*LeVasseur, T. (2016).Ecozon@, 7(1), 112–127.
This paper approaches thinking animals via the animal humanities, focusing on the conflicting meanings ascribed to domesticated cattle: are they destroyers of the environment, or saviors of the planet? By investigating narrative tropes, especially those grounded within the at times competing and overlapping worldviews of religious environmentalism, biodynamic agriculture, and sustainable agriculture, this paper explores the iterative interaction between how cows are conceived, and thus managed, in relation to human-nature interactions. Management questions may include: Who can kill a cow, when, why, and for what purpose? How should cows be raised and treated? Do cows have their own form of intelligence, and even spiritual intelligence? Are cows a leading cause of climate destabilization and deforestation, or can they help avert runaway climate change? Should cows be the entry point into animal abolitionism? Investigating the competing answers to these and other such questions is important, for if humans are to have any form of functional habitat that enables the flourishing of human and non-human lifeforms in the coming decades, then how humans conceive of, manage, and interact with other lifeforms, especially in the context of religion and agriculture, matters. Emerging metrics suggests that the narrative, ethical, religious, and biological understandings of non-human evolutionary kin in the dawning Anthropocene will be fluid and contested. Therefore, scholars must be prepared to interpret and analyze emergent meanings that will be ascribed to other lifeforms on a climate changed planet. Investigating cows—their labor, their environmental impacts, their role in shaping human societies and providing calories, the art of interacting with them on agricultural fields—presents a chance to rethink the human in a world of limits.
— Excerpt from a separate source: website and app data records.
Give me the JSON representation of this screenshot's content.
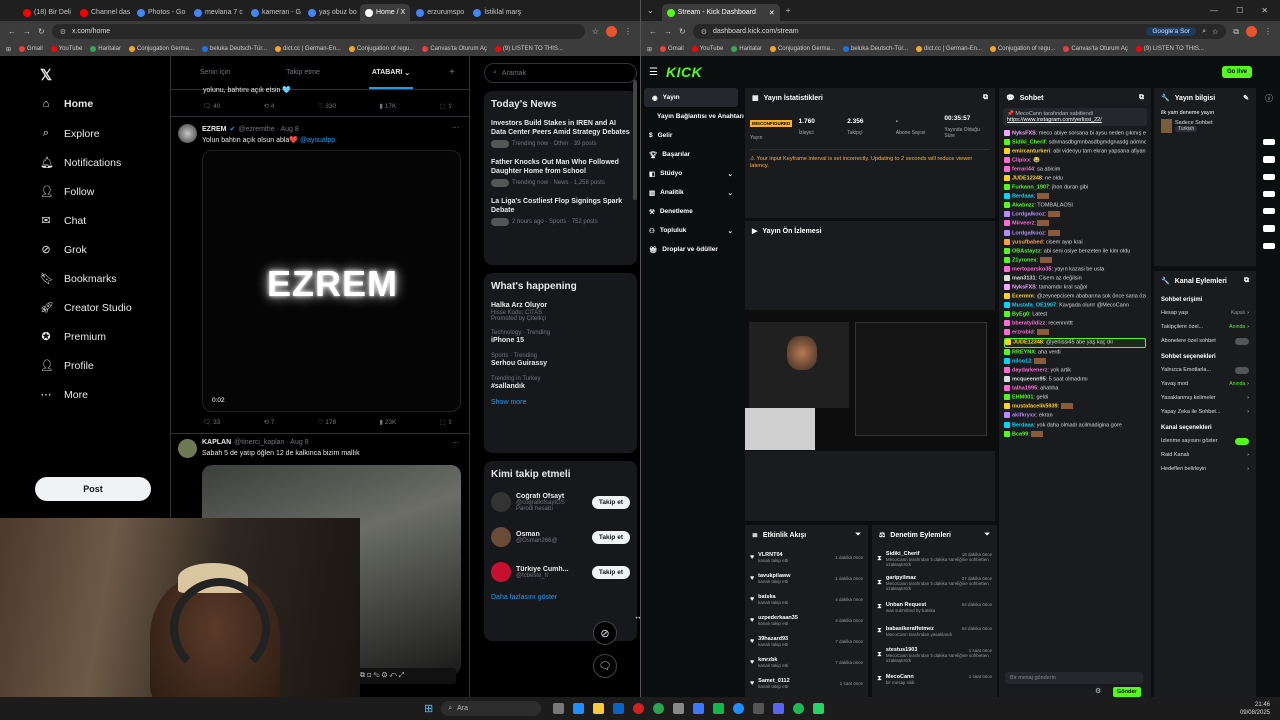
{
  "left_browser": {
    "tabs": [
      {
        "label": "(18) Bir Deli"
      },
      {
        "label": "Channel das"
      },
      {
        "label": "Photos - Go"
      },
      {
        "label": "mevlana 7 c"
      },
      {
        "label": "kameran - G"
      },
      {
        "label": "yaş obuz bo"
      },
      {
        "label": "Home / X",
        "active": true
      },
      {
        "label": "erzurumspo"
      },
      {
        "label": "İstiklal marş"
      }
    ],
    "url": "x.com/home",
    "bookmarks": [
      "Gmail",
      "YouTube",
      "Haritalar",
      "Conjugation Germa...",
      "beluka Deutsch-Tür...",
      "dict.cc | German-En...",
      "Conjugation of regu...",
      "Canvas'ta Oturum Aç",
      "(9) LISTEN TO THIS..."
    ]
  },
  "x_sidebar": {
    "nav": [
      {
        "label": "Home",
        "icon": "home-icon"
      },
      {
        "label": "Explore",
        "icon": "search-icon"
      },
      {
        "label": "Notifications",
        "icon": "bell-icon"
      },
      {
        "label": "Follow",
        "icon": "add-person-icon"
      },
      {
        "label": "Chat",
        "icon": "chat-icon"
      },
      {
        "label": "Grok",
        "icon": "grok-icon"
      },
      {
        "label": "Bookmarks",
        "icon": "bookmark-icon"
      },
      {
        "label": "Creator Studio",
        "icon": "rocket-icon"
      },
      {
        "label": "Premium",
        "icon": "premium-icon"
      },
      {
        "label": "Profile",
        "icon": "person-icon"
      },
      {
        "label": "More",
        "icon": "more-icon"
      }
    ],
    "post_label": "Post"
  },
  "feed": {
    "tabs": [
      "Senin için",
      "Takip etme",
      "ATABARI"
    ],
    "prev_tweet_text": "yolunu, bahtını açık etsin 🩵",
    "prev_actions": {
      "replies": "40",
      "retweets": "4",
      "likes": "330",
      "views": "17K"
    },
    "tweet1": {
      "name": "EZREM",
      "handle": "@ezremthe · Aug 8",
      "text": "Yolun bahtın açık olsun abla❤️",
      "mention": "@aysualpp",
      "video_text": "EZREM",
      "video_time": "0:02",
      "actions": {
        "replies": "33",
        "retweets": "7",
        "likes": "178",
        "views": "23K"
      }
    },
    "tweet2": {
      "name": "KAPLAN",
      "handle": "@tinerci_kaplan · Aug 8",
      "text": "Sabah 5 de yatıp öğlen 12 de kalkınca bizim mallık"
    }
  },
  "right_column": {
    "search_placeholder": "Aramak",
    "news_header": "Today's News",
    "news": [
      {
        "title": "Investors Build Stakes in IREN and AI Data Center Peers Amid Strategy Debates",
        "meta": "Trending now · Other · 39 posts"
      },
      {
        "title": "Father Knocks Out Man Who Followed Daughter Home from School",
        "meta": "Trending now · News · 1,258 posts"
      },
      {
        "title": "La Liga's Costliest Flop Signings Spark Debate",
        "meta": "2 hours ago · Sports · 752 posts"
      }
    ],
    "happening_header": "What's happening",
    "happening": [
      {
        "top": "",
        "title": "Halka Arz Oluyor",
        "sub": "Hisse Kodu: CITAS",
        "meta": "Promoted by Çitelkçi"
      },
      {
        "top": "Technology · Trending",
        "title": "iPhone 15",
        "sub": "",
        "meta": ""
      },
      {
        "top": "Sports · Trending",
        "title": "Serhou Guirassy",
        "sub": "",
        "meta": ""
      },
      {
        "top": "Trending in Turkey",
        "title": "#sallandık",
        "sub": "",
        "meta": ""
      }
    ],
    "show_more": "Show more",
    "wtf_header": "Kimi takip etmeli",
    "who_to_follow": [
      {
        "name": "Coğrafi Ofsayt",
        "handle": "@cografiofsaytGS",
        "note": "Parodi hesabı",
        "button": "Takip et"
      },
      {
        "name": "Osman",
        "handle": "@Osman266@",
        "note": "",
        "button": "Takip et"
      },
      {
        "name": "Türkiye Cumh...",
        "handle": "@tcbeste_fr",
        "note": "",
        "button": "Takip et"
      }
    ],
    "show_more_follow": "Daha fazlasını göster"
  },
  "right_browser": {
    "tab_label": "Stream - Kick Dashboard",
    "url": "dashboard.kick.com/stream",
    "google_btn": "Google'a Sor",
    "bookmarks": [
      "Gmail",
      "YouTube",
      "Haritalar",
      "Conjugation Germa...",
      "beluka Deutsch-Tür...",
      "dict.cc | German-En...",
      "Conjugation of regu...",
      "Canvas'ta Oturum Aç",
      "(9) LISTEN TO THIS..."
    ]
  },
  "kick": {
    "logo": "KICK",
    "live_badge": "Go live",
    "sidebar": [
      {
        "label": "Yayın",
        "icon": "broadcast-icon",
        "active": true
      },
      {
        "label": "Yayın Bağlantısı ve Anahtarı",
        "icon": "",
        "active": false
      },
      {
        "label": "Gelir",
        "icon": "money-icon",
        "active": false
      },
      {
        "label": "Başarılar",
        "icon": "trophy-icon",
        "active": false
      },
      {
        "label": "Stüdyo",
        "icon": "studio-icon",
        "active": false
      },
      {
        "label": "Analitik",
        "icon": "chart-icon",
        "active": false
      },
      {
        "label": "Denetleme",
        "icon": "hammer-icon",
        "active": false
      },
      {
        "label": "Topluluk",
        "icon": "people-icon",
        "active": false
      },
      {
        "label": "Droplar ve ödüller",
        "icon": "gift-icon",
        "active": false
      }
    ],
    "stats_title": "Yayın İstatistikleri",
    "stats": [
      {
        "value": "MISCONFIGURED",
        "label": "Yayın"
      },
      {
        "value": "1.760",
        "label": "İzleyici"
      },
      {
        "value": "2.356",
        "label": "Takipçi"
      },
      {
        "value": "-",
        "label": "Abone Sayısı"
      },
      {
        "value": "00:35:57",
        "label": "Yayında Olduğu Süre"
      }
    ],
    "warning": "Your input Keyframe interval is set incorrectly. Updating to 2 seconds will reduce viewer latency.",
    "preview_title": "Yayın Ön İzlemesi",
    "activity_title": "Etkinlik Akışı",
    "activity": [
      {
        "user": "VLRNT04",
        "action": "kanalı takip etti",
        "time": "1 dakika önce"
      },
      {
        "user": "tavukpilaww",
        "action": "kanalı takip etti",
        "time": "1 dakika önce"
      },
      {
        "user": "batska",
        "action": "kanalı takip etti",
        "time": "4 dakika önce"
      },
      {
        "user": "uzpederkaan35",
        "action": "kanalı takip etti",
        "time": "4 dakika önce"
      },
      {
        "user": "39hazard93",
        "action": "kanalı takip etti",
        "time": "7 dakika önce"
      },
      {
        "user": "kmrzbk",
        "action": "kanalı takip etti",
        "time": "7 dakika önce"
      },
      {
        "user": "Samet_0112",
        "action": "kanalı takip etti",
        "time": "1 saat önce"
      }
    ],
    "moderation_title": "Denetim Eylemleri",
    "moderation": [
      {
        "user": "Sidiki_Cherif",
        "detail": "MecoCann tarafından 5 dakika süreliğine sohbetten uzaklaştırıldı",
        "time": "18 dakika önce"
      },
      {
        "user": "garipyilmaz",
        "detail": "MecoCann tarafından 5 dakika süreliğine sohbetten uzaklaştırıldı",
        "time": "37 dakika önce"
      },
      {
        "user": "Unban Request",
        "detail": "was submitted by batska",
        "time": "54 dakika önce"
      },
      {
        "user": "babasikeraffetmez",
        "detail": "MecoCann tarafından yasaklandı",
        "time": "54 dakika önce"
      },
      {
        "user": "stestus1903",
        "detail": "MecoCann tarafından 5 dakika süreliğine sohbetten uzaklaştırıldı",
        "time": "1 saat önce"
      },
      {
        "user": "MecoCann",
        "detail": "bir mesajı sildi",
        "time": "1 saat önce"
      }
    ],
    "chat_title": "Sohbet",
    "pinned_by": "MecoCann tarafından sabitlendi",
    "pinned_link": "https://www.instagram.com/yerlissi_22/",
    "chat": [
      {
        "user": "NyksFXS",
        "msg": "meco abiye sorsana bi aysu neden çıkmış ekipten",
        "color": "#f2a8ff"
      },
      {
        "user": "Sidiki_Cherif",
        "msg": "sdnmasdbgmnbasdbgmdgnasdg aömncgdgasdg",
        "color": "#53fc18"
      },
      {
        "user": "emircanturkeri",
        "msg": "abi videoyu tam ekran yapsana afiyan gözükmüyo",
        "color": "#ffd21f"
      },
      {
        "user": "Clipixx",
        "msg": "😂",
        "color": "#ff6bd4"
      },
      {
        "user": "ferrari44",
        "msg": "sa abicim",
        "color": "#ff6bd4"
      },
      {
        "user": "JUDE12348",
        "msg": "ne oldu",
        "color": "#ffd21f"
      },
      {
        "user": "Furkann_1907",
        "msg": "jhon duran gibi",
        "color": "#53fc18"
      },
      {
        "user": "Berdaaa",
        "msg": "",
        "color": "#00d8ff"
      },
      {
        "user": "Akabnzz",
        "msg": "TOMBALAOSİ",
        "color": "#53fc18"
      },
      {
        "user": "Lordgalkooz",
        "msg": "",
        "color": "#b78cff"
      },
      {
        "user": "Mirveerz",
        "msg": "",
        "color": "#ff6bd4"
      },
      {
        "user": "Lordgalkooz",
        "msg": "",
        "color": "#b78cff"
      },
      {
        "user": "yusufbabed",
        "msg": "cisem ayıp krai",
        "color": "#ff9f40"
      },
      {
        "user": "OBAstayzz",
        "msg": "abi seni osiye benzeten ile kim oldu",
        "color": "#53fc18"
      },
      {
        "user": "Z1yronex",
        "msg": "",
        "color": "#53fc18"
      },
      {
        "user": "mertoparsko35",
        "msg": "yayın kazasi be usta",
        "color": "#ff6bd4"
      },
      {
        "user": "man3131",
        "msg": "Cisem az değilsin",
        "color": "#ddd"
      },
      {
        "user": "NyksFXS",
        "msg": "tamamdır kral sağol",
        "color": "#f2a8ff"
      },
      {
        "user": "Ecermm",
        "msg": "@zeynepcisem ababarına sok önce sana özelde o",
        "color": "#ffd21f"
      },
      {
        "user": "Mustafa_OE1907",
        "msg": "Kavgada olurrr @MecoCann",
        "color": "#00d8ff"
      },
      {
        "user": "ByEg0",
        "msg": "Latest",
        "color": "#53fc18"
      },
      {
        "user": "bberatyildizz",
        "msg": "recennnttt",
        "color": "#ff6bd4"
      },
      {
        "user": "erzrobid",
        "msg": "",
        "color": "#ff6bd4"
      },
      {
        "user": "JUDE12348",
        "msg": "@yerlissi45 abe yaş kaç dır",
        "color": "#ffd21f"
      },
      {
        "user": "RREYNX",
        "msg": "aha verdi",
        "color": "#53fc18"
      },
      {
        "user": "niloo12",
        "msg": "",
        "color": "#00d8ff"
      },
      {
        "user": "daydarkenerz",
        "msg": "yok artik",
        "color": "#ff6bd4"
      },
      {
        "user": "mcqueenn95",
        "msg": "5 saat olmadımı",
        "color": "#ddd"
      },
      {
        "user": "talha1995",
        "msg": "ahahha",
        "color": "#ff6bd4"
      },
      {
        "user": "EHM001",
        "msg": "geldi",
        "color": "#53fc18"
      },
      {
        "user": "mustafacelik5939",
        "msg": "",
        "color": "#ffd21f"
      },
      {
        "user": "akifkryxx",
        "msg": "ekran",
        "color": "#b78cff"
      },
      {
        "user": "Berdaaa",
        "msg": "yok daha olmadı acilmadigina gore",
        "color": "#00d8ff"
      },
      {
        "user": "Bca99",
        "msg": "",
        "color": "#53fc18"
      }
    ],
    "chat_placeholder": "Bir mesaj gönderin",
    "send_label": "Gönder",
    "info_title": "Yayın bilgisi",
    "info_stream_title": "ilk yam deneme yayın",
    "info_category": "Sadece Sohbet",
    "info_tag": "Turkish",
    "channel_title": "Kanal Eylemleri",
    "channel_sections": [
      {
        "header": "Sohbet erişimi",
        "rows": [
          {
            "label": "Hesap yaşı",
            "value": "Kapalı"
          },
          {
            "label": "Takipçilere özel...",
            "value": "Anında"
          },
          {
            "label": "Abonelere özel sohbet",
            "value": "toggle-off"
          }
        ]
      },
      {
        "header": "Sohbet seçenekleri",
        "rows": [
          {
            "label": "Yalnızca Emotlarla...",
            "value": "toggle-off"
          },
          {
            "label": "Yavaş mod",
            "value": "Anında"
          },
          {
            "label": "Yasaklanmış kelimeler",
            "value": ""
          },
          {
            "label": "Yapay Zeka ile Sohbet...",
            "value": ""
          }
        ]
      },
      {
        "header": "Kanal seçenekleri",
        "rows": [
          {
            "label": "İzlenme sayısını göster",
            "value": "toggle-on"
          },
          {
            "label": "Raid Kanalı",
            "value": ""
          },
          {
            "label": "Hedefleri belirleyin",
            "value": ""
          }
        ]
      }
    ]
  },
  "taskbar": {
    "search_placeholder": "Ara",
    "time": "21:46",
    "date": "09/08/2025"
  }
}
Keywords: cows, religious environmentalism, religion, climate change, authentic religion, animal studies.
Research publications concerning biodynamics